### Brief
Each line of the records below that contains "icon" needs to be copied.
┄┄┄┄┄┄
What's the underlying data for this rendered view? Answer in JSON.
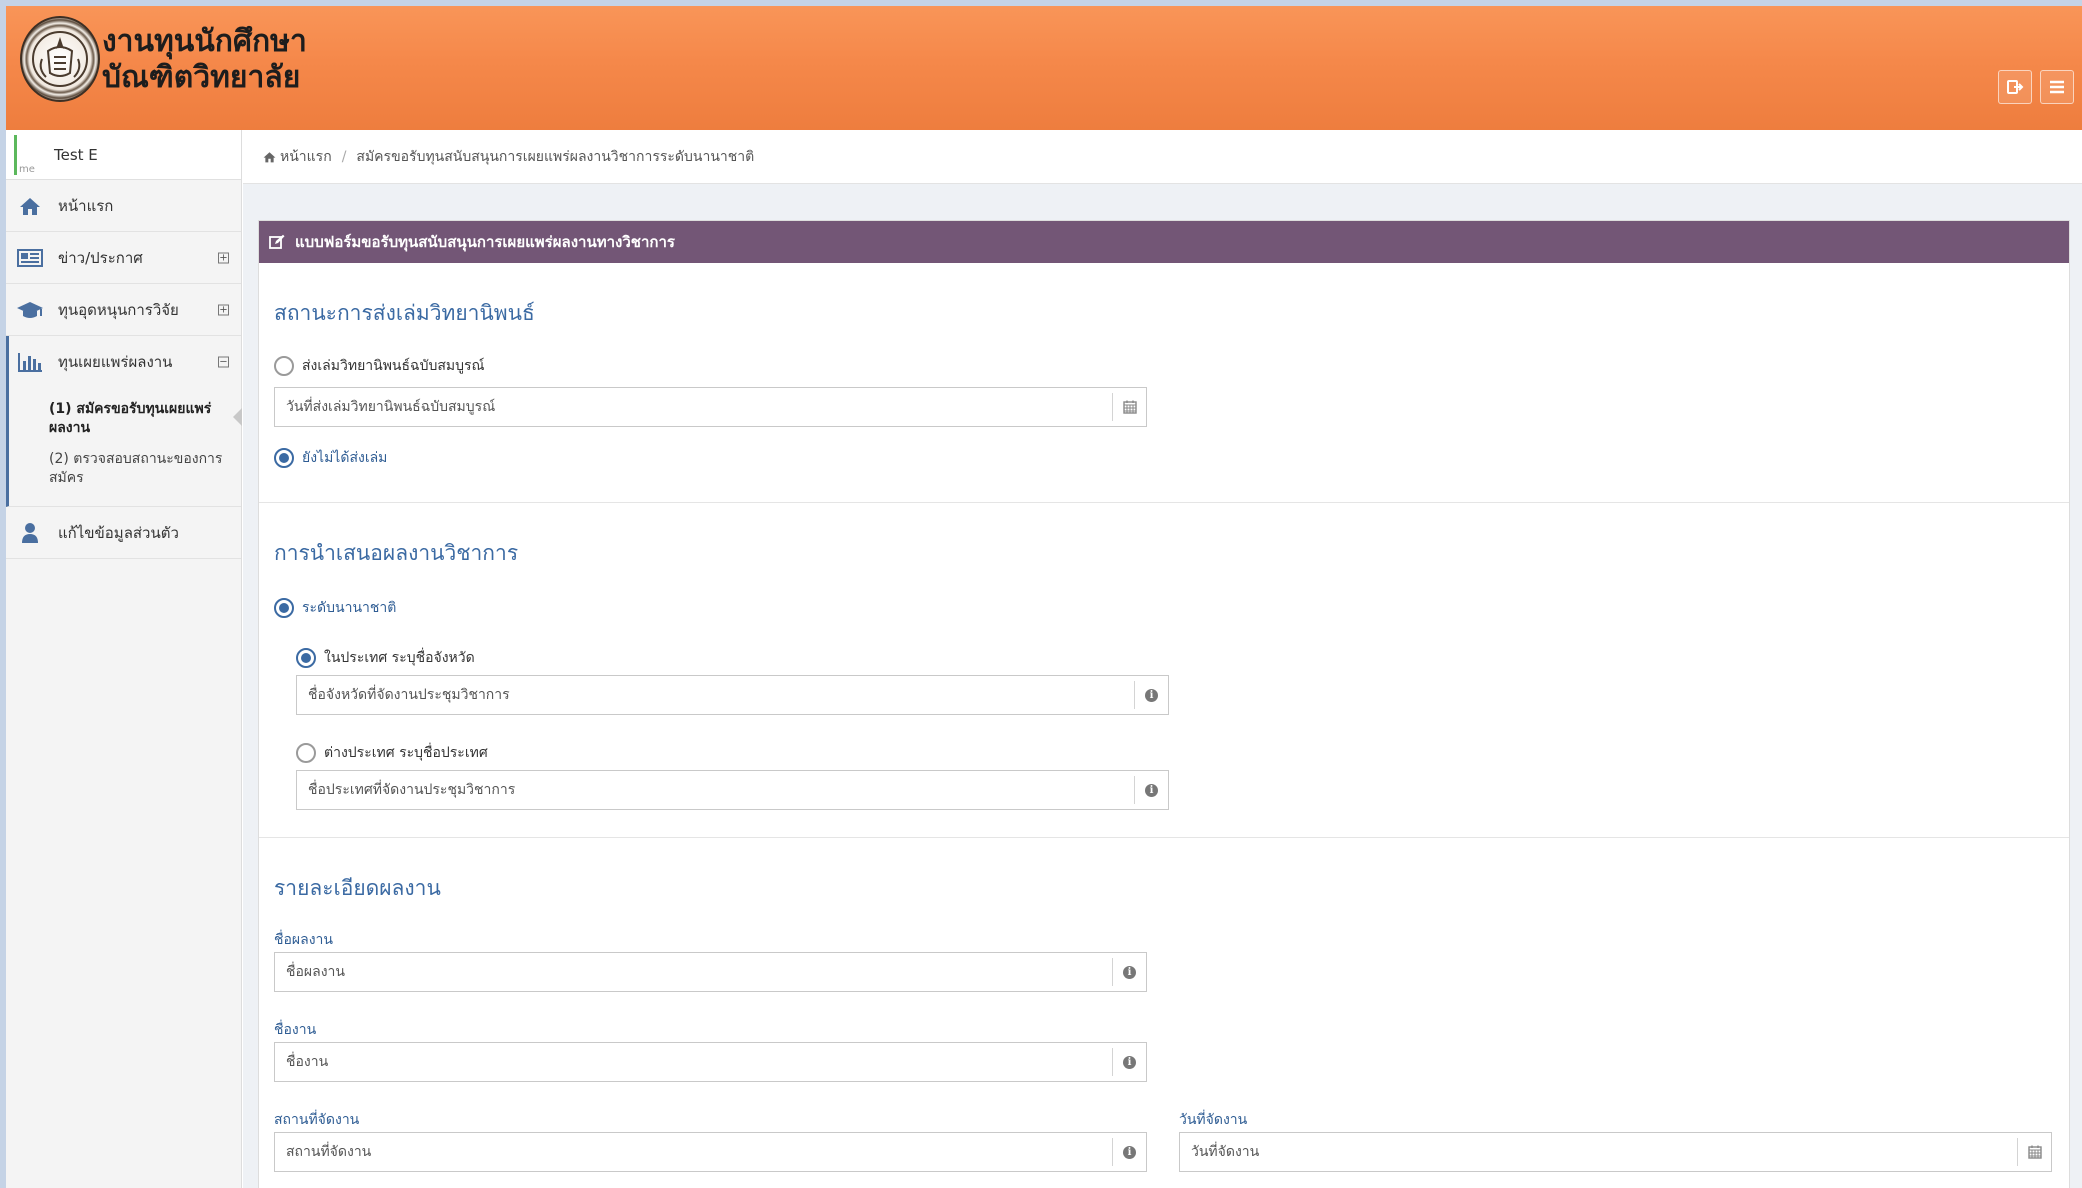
{
  "header": {
    "title_line1": "งานทุนนักศึกษา",
    "title_line2": "บัณฑิตวิทยาลัย",
    "logout_icon": "sign-out-icon",
    "menu_icon": "hamburger-icon"
  },
  "sidebar": {
    "user": {
      "avatar_alt": "me",
      "name": "Test E"
    },
    "items": [
      {
        "label": "หน้าแรก",
        "icon": "home-icon"
      },
      {
        "label": "ข่าว/ประกาศ",
        "icon": "newspaper-icon",
        "toggle": "+"
      },
      {
        "label": "ทุนอุดหนุนการวิจัย",
        "icon": "graduation-cap-icon",
        "toggle": "+"
      },
      {
        "label": "ทุนเผยแพร่ผลงาน",
        "icon": "bar-chart-icon",
        "toggle": "−"
      },
      {
        "label": "แก้ไขข้อมูลส่วนตัว",
        "icon": "user-icon"
      }
    ],
    "submenu": [
      {
        "label": "(1) สมัครขอรับทุนเผยแพร่ผลงาน",
        "active": true
      },
      {
        "label": "(2) ตรวจสอบสถานะของการสมัคร",
        "active": false
      }
    ]
  },
  "breadcrumb": {
    "home": "หน้าแรก",
    "current": "สมัครขอรับทุนสนับสนุนการเผยแพร่ผลงานวิชาการระดับนานาชาติ"
  },
  "panel": {
    "title": "แบบฟอร์มขอรับทุนสนับสนุนการเผยแพร่ผลงานทางวิชาการ"
  },
  "thesis_status": {
    "title": "สถานะการส่งเล่มวิทยานิพนธ์",
    "option_submitted": "ส่งเล่มวิทยานิพนธ์ฉบับสมบูรณ์",
    "submit_date_placeholder": "วันที่ส่งเล่มวิทยานิพนธ์ฉบับสมบูรณ์",
    "option_not_submitted": "ยังไม่ได้ส่งเล่ม",
    "selected": "not_submitted"
  },
  "presentation": {
    "title": "การนำเสนอผลงานวิชาการ",
    "level_international": "ระดับนานาชาติ",
    "option_domestic": "ในประเทศ ระบุชื่อจังหวัด",
    "province_placeholder": "ชื่อจังหวัดที่จัดงานประชุมวิชาการ",
    "option_abroad": "ต่างประเทศ ระบุชื่อประเทศ",
    "country_placeholder": "ชื่อประเทศที่จัดงานประชุมวิชาการ",
    "selected": "domestic"
  },
  "details": {
    "title": "รายละเอียดผลงาน",
    "work_name_label": "ชื่อผลงาน",
    "work_name_placeholder": "ชื่อผลงาน",
    "event_name_label": "ชื่องาน",
    "event_name_placeholder": "ชื่องาน",
    "venue_label": "สถานที่จัดงาน",
    "venue_placeholder": "สถานที่จัดงาน",
    "event_date_label": "วันที่จัดงาน",
    "event_date_placeholder": "วันที่จัดงาน"
  },
  "colors": {
    "header_orange": "#f5884a",
    "panel_purple": "#735676",
    "accent_blue": "#3b6aa3"
  }
}
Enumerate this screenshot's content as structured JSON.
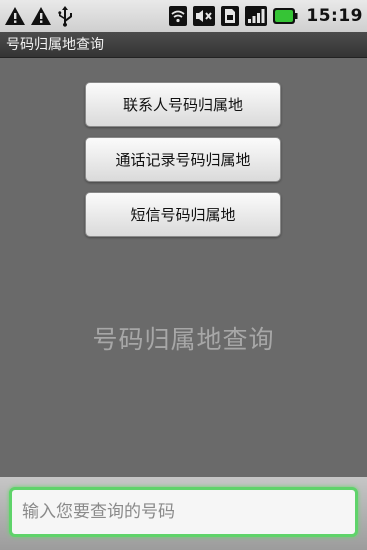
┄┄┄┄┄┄
### Output
    "logout_icon": "sign-out-icon",
    "menu_icon": "hamburger-icon"
        "icon": "home-icon"
        "icon": "newspaper-icon",
        "icon": "graduation-cap-icon",
        "icon": "bar-chart-icon",
        "icon": "user-icon"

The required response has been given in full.